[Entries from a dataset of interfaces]

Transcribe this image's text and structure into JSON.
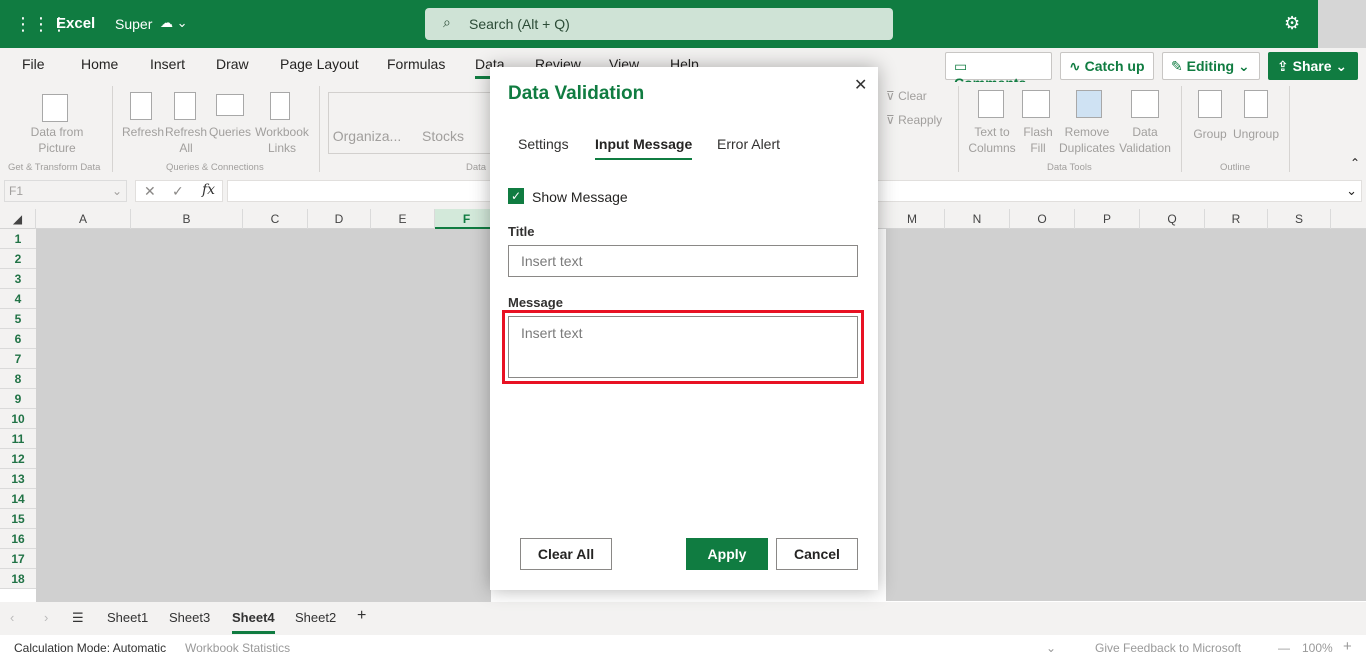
{
  "app": {
    "name": "Excel",
    "document": "Super",
    "search_placeholder": "Search (Alt + Q)"
  },
  "menu_tabs": [
    "File",
    "Home",
    "Insert",
    "Draw",
    "Page Layout",
    "Formulas",
    "Data",
    "Review",
    "View",
    "Help"
  ],
  "active_tab": "Data",
  "top_buttons": {
    "comments": "Comments",
    "catch_up": "Catch up",
    "editing": "Editing",
    "share": "Share"
  },
  "ribbon": {
    "data_from_picture": "Data from Picture",
    "refresh": "Refresh",
    "refresh_all": "Refresh All",
    "queries": "Queries",
    "workbook_links": "Workbook Links",
    "organization": "Organiza...",
    "stocks": "Stocks",
    "clear": "Clear",
    "reapply": "Reapply",
    "text_to_columns": "Text to Columns",
    "flash_fill": "Flash Fill",
    "remove_duplicates": "Remove Duplicates",
    "data_validation": "Data Validation",
    "group": "Group",
    "ungroup": "Ungroup",
    "groups": {
      "get_transform": "Get & Transform Data",
      "queries_connections": "Queries & Connections",
      "data_types": "Data",
      "data_tools": "Data Tools",
      "outline": "Outline"
    }
  },
  "name_box": "F1",
  "columns": [
    "A",
    "B",
    "C",
    "D",
    "E",
    "F",
    "M",
    "N",
    "O",
    "P",
    "Q",
    "R",
    "S"
  ],
  "rows": [
    "1",
    "2",
    "3",
    "4",
    "5",
    "6",
    "7",
    "8",
    "9",
    "10",
    "11",
    "12",
    "13",
    "14",
    "15",
    "16",
    "17",
    "18"
  ],
  "dialog": {
    "title": "Data Validation",
    "tabs": [
      "Settings",
      "Input Message",
      "Error Alert"
    ],
    "active_tab": "Input Message",
    "show_message_label": "Show Message",
    "show_message_checked": true,
    "title_label": "Title",
    "title_placeholder": "Insert text",
    "message_label": "Message",
    "message_placeholder": "Insert text",
    "clear_all": "Clear All",
    "apply": "Apply",
    "cancel": "Cancel"
  },
  "sheets": [
    "Sheet1",
    "Sheet3",
    "Sheet4",
    "Sheet2"
  ],
  "active_sheet": "Sheet4",
  "status": {
    "calc_mode": "Calculation Mode: Automatic",
    "workbook_stats": "Workbook Statistics",
    "feedback": "Give Feedback to Microsoft",
    "zoom": "100%"
  },
  "colors": {
    "brand": "#107c41",
    "highlight": "#e81123"
  }
}
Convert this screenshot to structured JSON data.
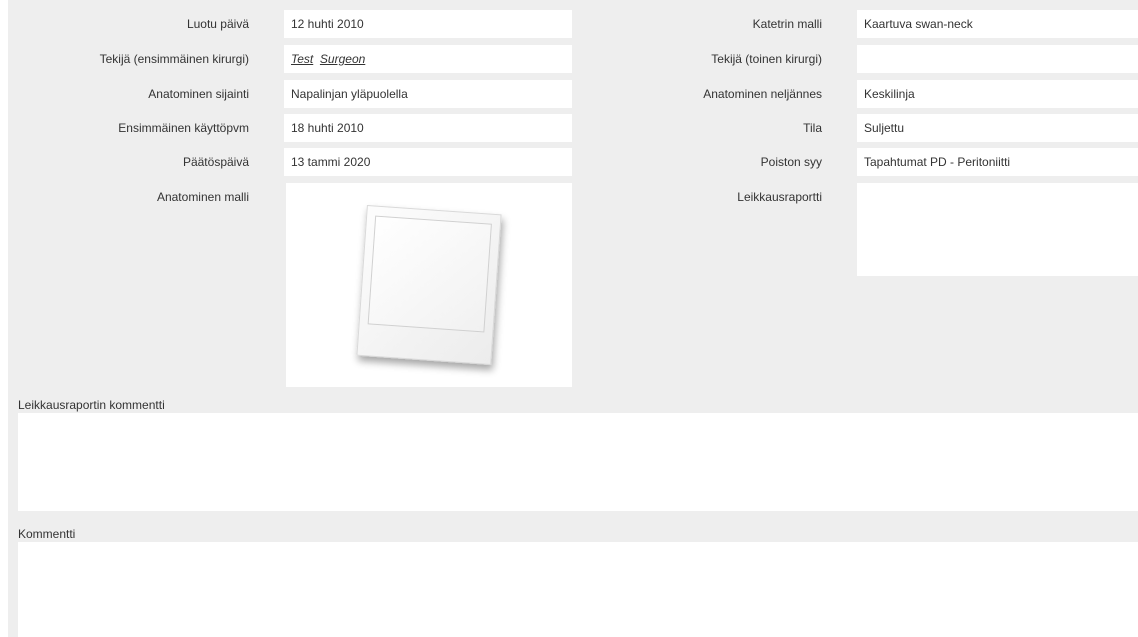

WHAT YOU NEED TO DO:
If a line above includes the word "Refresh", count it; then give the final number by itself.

SOLUTION TO THE EXERCISE:
2